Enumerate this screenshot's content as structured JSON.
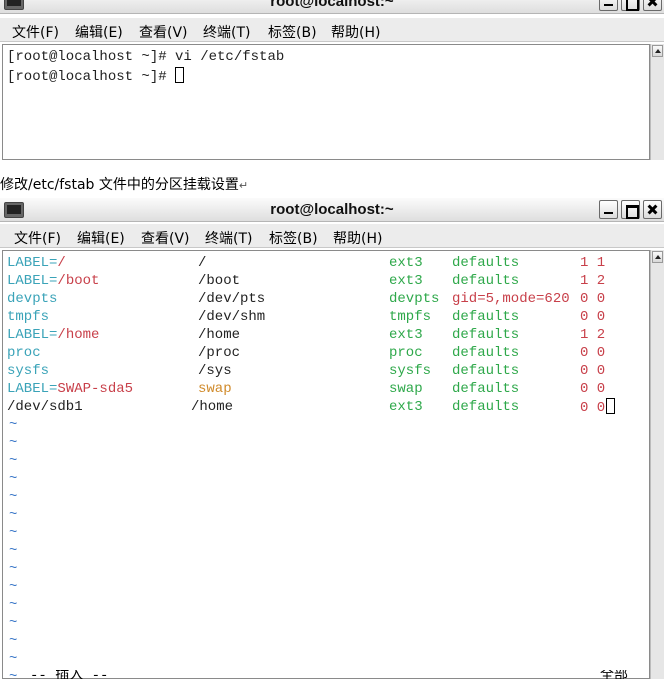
{
  "window1": {
    "title": "root@localhost:~",
    "menu": [
      "文件(F)",
      "编辑(E)",
      "查看(V)",
      "终端(T)",
      "标签(B)",
      "帮助(H)"
    ],
    "lines": [
      "[root@localhost ~]# vi /etc/fstab",
      "[root@localhost ~]# "
    ]
  },
  "caption": {
    "text": "修改/etc/fstab  文件中的分区挂载设置",
    "mark": "↵"
  },
  "window2": {
    "title": "root@localhost:~",
    "menu": [
      "文件(F)",
      "编辑(E)",
      "查看(V)",
      "终端(T)",
      "标签(B)",
      "帮助(H)"
    ],
    "fstab": [
      {
        "device": "LABEL=/",
        "mount": "/",
        "type": "ext3",
        "options": "defaults",
        "dump": "1 1"
      },
      {
        "device": "LABEL=/boot",
        "mount": "/boot",
        "type": "ext3",
        "options": "defaults",
        "dump": "1 2"
      },
      {
        "device": "devpts",
        "mount": "/dev/pts",
        "type": "devpts",
        "options": "gid=5,mode=620",
        "dump": "0 0"
      },
      {
        "device": "tmpfs",
        "mount": "/dev/shm",
        "type": "tmpfs",
        "options": "defaults",
        "dump": "0 0"
      },
      {
        "device": "LABEL=/home",
        "mount": "/home",
        "type": "ext3",
        "options": "defaults",
        "dump": "1 2"
      },
      {
        "device": "proc",
        "mount": "/proc",
        "type": "proc",
        "options": "defaults",
        "dump": "0 0"
      },
      {
        "device": "sysfs",
        "mount": "/sys",
        "type": "sysfs",
        "options": "defaults",
        "dump": "0 0"
      },
      {
        "device": "LABEL=SWAP-sda5",
        "mount": "swap",
        "type": "swap",
        "options": "defaults",
        "dump": "0 0"
      },
      {
        "device": "/dev/sdb1",
        "mount": "/home",
        "type": "ext3",
        "options": "defaults",
        "dump": "0 0"
      }
    ],
    "tilde": "~",
    "status_left": "-- 插入 --",
    "status_right": "全部"
  },
  "colors": {
    "label_prefix": "#3aa3b8",
    "label_value": "#c8404a",
    "plain_device": "#3aa3b8",
    "default_text": "#222222",
    "swap_mount": "#d08a2a",
    "fs_type": "#2ea84a",
    "options": "#2ea84a",
    "options_special": "#c8404a",
    "dump": "#c8404a",
    "tilde": "#3b78c8"
  }
}
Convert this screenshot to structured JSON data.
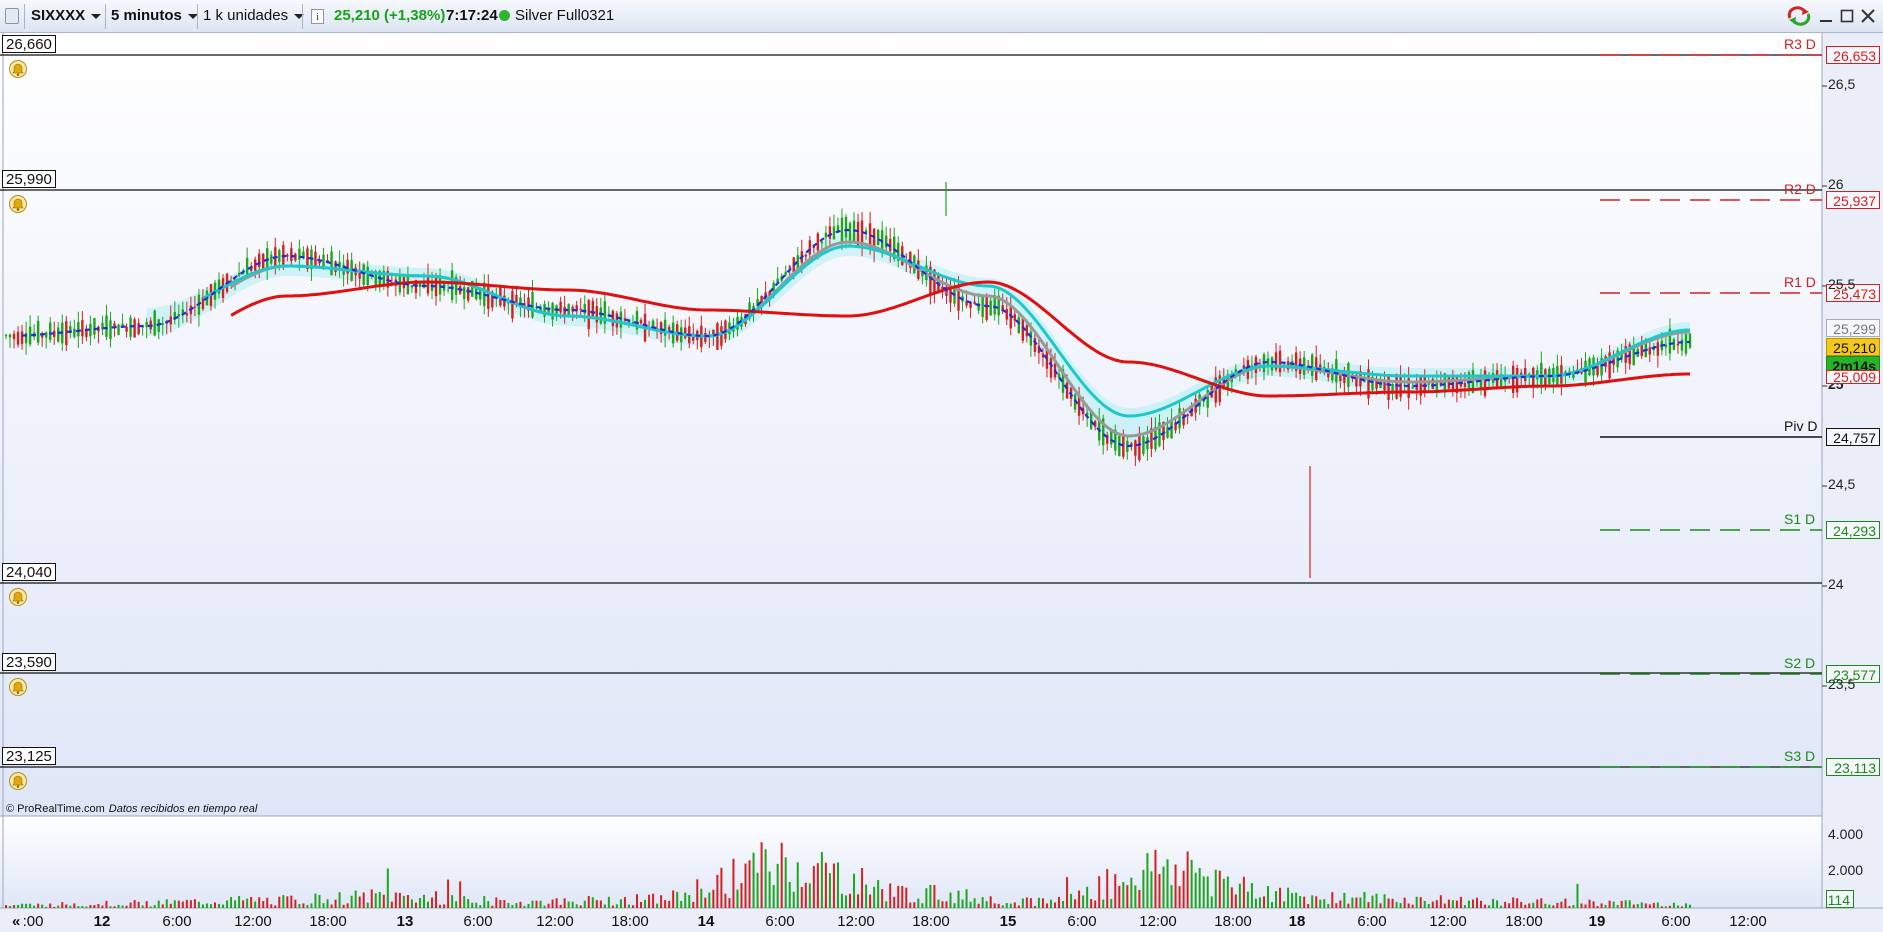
{
  "toolbar": {
    "symbol": "SIXXXX",
    "timeframe": "5 minutos",
    "units": "1 k unidades",
    "info_glyph": "i",
    "price": "25,210 (+1,38%)",
    "time": "7:17:24",
    "feed": "Silver Full0321",
    "icons": [
      "grip-icon",
      "info-icon",
      "status-dot-icon",
      "refresh-icon",
      "minimize-icon",
      "maximize-icon",
      "close-icon"
    ],
    "colors": {
      "price": "#17a317",
      "dot": "#2db52d"
    }
  },
  "alerts": {
    "levels": [
      "26,660",
      "25,990",
      "24,040",
      "23,590",
      "23,125"
    ],
    "icon": "bell-icon"
  },
  "pivots": [
    {
      "name": "R3 D",
      "value": "26,653",
      "color": "#d32020"
    },
    {
      "name": "R2 D",
      "value": "25,937",
      "color": "#d32020"
    },
    {
      "name": "R1 D",
      "value": "25,473",
      "color": "#d32020"
    },
    {
      "name": "Piv D",
      "value": "24,757",
      "color": "#111111"
    },
    {
      "name": "S1 D",
      "value": "24,293",
      "color": "#1b8a1b"
    },
    {
      "name": "S2 D",
      "value": "23,577",
      "color": "#1b8a1b"
    },
    {
      "name": "S3 D",
      "value": "23,113",
      "color": "#1b8a1b"
    }
  ],
  "price_axis": {
    "ticks": [
      "26,5",
      "26",
      "25,5",
      "25",
      "24,5",
      "24",
      "23,5"
    ],
    "labels": {
      "cloud_top": "25,299",
      "last": "25,210",
      "countdown": "2m14s",
      "ma": "25,009",
      "ma_partial": "25,009"
    }
  },
  "credit": {
    "site": "© ProRealTime.com",
    "note": "Datos recibidos en tiempo real"
  },
  "volume_axis": {
    "ticks": [
      "4.000",
      "2.000"
    ],
    "last": "114"
  },
  "time_axis": {
    "nav": "«",
    "labels": [
      ":00",
      "12",
      "6:00",
      "12:00",
      "18:00",
      "13",
      "6:00",
      "12:00",
      "18:00",
      "14",
      "6:00",
      "12:00",
      "18:00",
      "15",
      "6:00",
      "12:00",
      "18:00",
      "18",
      "6:00",
      "12:00",
      "18:00",
      "19",
      "6:00",
      "12:00"
    ],
    "day_markers": [
      "12",
      "13",
      "14",
      "15",
      "18",
      "19"
    ]
  },
  "chart_data": {
    "type": "line",
    "title": "",
    "xlabel": "",
    "ylabel": "",
    "ylim": [
      23.0,
      26.7
    ],
    "x": [
      "12 00:00",
      "12 12:00",
      "13 00:00",
      "13 12:00",
      "14 00:00",
      "14 12:00",
      "15 00:00",
      "15 12:00",
      "18 00:00",
      "18 06:00",
      "18 12:00",
      "19 00:00",
      "19 06:00"
    ],
    "series": [
      {
        "values": [
          25.25,
          25.3,
          25.65,
          25.5,
          25.38,
          25.25,
          25.78,
          25.4,
          24.7,
          25.12,
          25.0,
          25.05,
          25.22
        ]
      },
      {
        "values": [
          25.2,
          25.35,
          25.6,
          25.55,
          25.35,
          25.25,
          25.7,
          25.5,
          24.85,
          25.1,
          25.05,
          25.05,
          25.28
        ]
      },
      {
        "values": [
          null,
          25.17,
          25.45,
          25.52,
          25.48,
          25.38,
          25.35,
          25.52,
          25.12,
          24.95,
          24.97,
          25.0,
          25.06
        ]
      },
      {
        "values": [
          null,
          25.3,
          25.6,
          25.55,
          25.35,
          25.25,
          25.72,
          25.45,
          24.75,
          25.1,
          25.02,
          25.05,
          25.27
        ]
      }
    ],
    "volume": [
      300,
      500,
      800,
      1200,
      600,
      900,
      4500,
      1500,
      700,
      4200,
      1200,
      800,
      600,
      400
    ],
    "last_price": 25.21,
    "colors": {
      "ma_long": "#e01010",
      "ma_short": "#1ec8c8",
      "kijun": "#999999",
      "tenkan": "#1f2fd6",
      "candles_up": "#1ea51e",
      "candles_down": "#d32020",
      "cloud": "#aeeef4"
    }
  }
}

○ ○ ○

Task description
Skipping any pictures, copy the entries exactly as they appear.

Solution
Enumerate this screenshot's content as structured JSON.
{
  "window1": {
    "title": "root@localhost:~",
    "menu": [
      "文件(F)",
      "编辑(E)",
      "查看(V)",
      "终端(T)",
      "标签(B)",
      "帮助(H)"
    ],
    "lines": [
      "[root@localhost ~]# vi /etc/fstab",
      "[root@localhost ~]# "
    ]
  },
  "caption": {
    "text": "修改/etc/fstab  文件中的分区挂载设置",
    "mark": "↵"
  },
  "window2": {
    "title": "root@localhost:~",
    "menu": [
      "文件(F)",
      "编辑(E)",
      "查看(V)",
      "终端(T)",
      "标签(B)",
      "帮助(H)"
    ],
    "fstab": [
      {
        "device": "LABEL=/",
        "mount": "/",
        "type": "ext3",
        "options": "defaults",
        "dump": "1 1"
      },
      {
        "device": "LABEL=/boot",
        "mount": "/boot",
        "type": "ext3",
        "options": "defaults",
        "dump": "1 2"
      },
      {
        "device": "devpts",
        "mount": "/dev/pts",
        "type": "devpts",
        "options": "gid=5,mode=620",
        "dump": "0 0"
      },
      {
        "device": "tmpfs",
        "mount": "/dev/shm",
        "type": "tmpfs",
        "options": "defaults",
        "dump": "0 0"
      },
      {
        "device": "LABEL=/home",
        "mount": "/home",
        "type": "ext3",
        "options": "defaults",
        "dump": "1 2"
      },
      {
        "device": "proc",
        "mount": "/proc",
        "type": "proc",
        "options": "defaults",
        "dump": "0 0"
      },
      {
        "device": "sysfs",
        "mount": "/sys",
        "type": "sysfs",
        "options": "defaults",
        "dump": "0 0"
      },
      {
        "device": "LABEL=SWAP-sda5",
        "mount": "swap",
        "type": "swap",
        "options": "defaults",
        "dump": "0 0"
      },
      {
        "device": "/dev/sdb1",
        "mount": "/home",
        "type": "ext3",
        "options": "defaults",
        "dump": "0 0"
      }
    ],
    "tilde": "~",
    "status_left": "-- 插入 --",
    "status_right": "全部"
  },
  "colors": {
    "label_prefix": "#3aa3b8",
    "label_value": "#c8404a",
    "plain_device": "#3aa3b8",
    "default_text": "#222222",
    "swap_mount": "#d08a2a",
    "fs_type": "#2ea84a",
    "options": "#2ea84a",
    "options_special": "#c8404a",
    "dump": "#c8404a",
    "tilde": "#3b78c8"
  }
}
Convert this screenshot to structured JSON data.
{
  "toolbar": {
    "symbol": "SIXXXX",
    "timeframe": "5 minutos",
    "units": "1 k unidades",
    "info_glyph": "i",
    "price": "25,210 (+1,38%)",
    "time": "7:17:24",
    "feed": "Silver Full0321",
    "icons": [
      "grip-icon",
      "info-icon",
      "status-dot-icon",
      "refresh-icon",
      "minimize-icon",
      "maximize-icon",
      "close-icon"
    ],
    "colors": {
      "price": "#17a317",
      "dot": "#2db52d"
    }
  },
  "alerts": {
    "levels": [
      "26,660",
      "25,990",
      "24,040",
      "23,590",
      "23,125"
    ],
    "icon": "bell-icon"
  },
  "pivots": [
    {
      "name": "R3 D",
      "value": "26,653",
      "color": "#d32020"
    },
    {
      "name": "R2 D",
      "value": "25,937",
      "color": "#d32020"
    },
    {
      "name": "R1 D",
      "value": "25,473",
      "color": "#d32020"
    },
    {
      "name": "Piv D",
      "value": "24,757",
      "color": "#111111"
    },
    {
      "name": "S1 D",
      "value": "24,293",
      "color": "#1b8a1b"
    },
    {
      "name": "S2 D",
      "value": "23,577",
      "color": "#1b8a1b"
    },
    {
      "name": "S3 D",
      "value": "23,113",
      "color": "#1b8a1b"
    }
  ],
  "price_axis": {
    "ticks": [
      "26,5",
      "26",
      "25,5",
      "25",
      "24,5",
      "24",
      "23,5"
    ],
    "labels": {
      "cloud_top": "25,299",
      "last": "25,210",
      "countdown": "2m14s",
      "ma": "25,009",
      "ma_partial": "25,009"
    }
  },
  "credit": {
    "site": "© ProRealTime.com",
    "note": "Datos recibidos en tiempo real"
  },
  "volume_axis": {
    "ticks": [
      "4.000",
      "2.000"
    ],
    "last": "114"
  },
  "time_axis": {
    "nav": "«",
    "labels": [
      ":00",
      "12",
      "6:00",
      "12:00",
      "18:00",
      "13",
      "6:00",
      "12:00",
      "18:00",
      "14",
      "6:00",
      "12:00",
      "18:00",
      "15",
      "6:00",
      "12:00",
      "18:00",
      "18",
      "6:00",
      "12:00",
      "18:00",
      "19",
      "6:00",
      "12:00"
    ],
    "day_markers": [
      "12",
      "13",
      "14",
      "15",
      "18",
      "19"
    ]
  },
  "chart_data": {
    "type": "line",
    "title": "",
    "xlabel": "",
    "ylabel": "",
    "ylim": [
      23.0,
      26.7
    ],
    "x": [
      "12 00:00",
      "12 12:00",
      "13 00:00",
      "13 12:00",
      "14 00:00",
      "14 12:00",
      "15 00:00",
      "15 12:00",
      "18 00:00",
      "18 06:00",
      "18 12:00",
      "19 00:00",
      "19 06:00"
    ],
    "series": [
      {
        "values": [
          25.25,
          25.3,
          25.65,
          25.5,
          25.38,
          25.25,
          25.78,
          25.4,
          24.7,
          25.12,
          25.0,
          25.05,
          25.22
        ]
      },
      {
        "values": [
          25.2,
          25.35,
          25.6,
          25.55,
          25.35,
          25.25,
          25.7,
          25.5,
          24.85,
          25.1,
          25.05,
          25.05,
          25.28
        ]
      },
      {
        "values": [
          null,
          25.17,
          25.45,
          25.52,
          25.48,
          25.38,
          25.35,
          25.52,
          25.12,
          24.95,
          24.97,
          25.0,
          25.06
        ]
      },
      {
        "values": [
          null,
          25.3,
          25.6,
          25.55,
          25.35,
          25.25,
          25.72,
          25.45,
          24.75,
          25.1,
          25.02,
          25.05,
          25.27
        ]
      }
    ],
    "volume": [
      300,
      500,
      800,
      1200,
      600,
      900,
      4500,
      1500,
      700,
      4200,
      1200,
      800,
      600,
      400
    ],
    "last_price": 25.21,
    "colors": {
      "ma_long": "#e01010",
      "ma_short": "#1ec8c8",
      "kijun": "#999999",
      "tenkan": "#1f2fd6",
      "candles_up": "#1ea51e",
      "candles_down": "#d32020",
      "cloud": "#aeeef4"
    }
  }
}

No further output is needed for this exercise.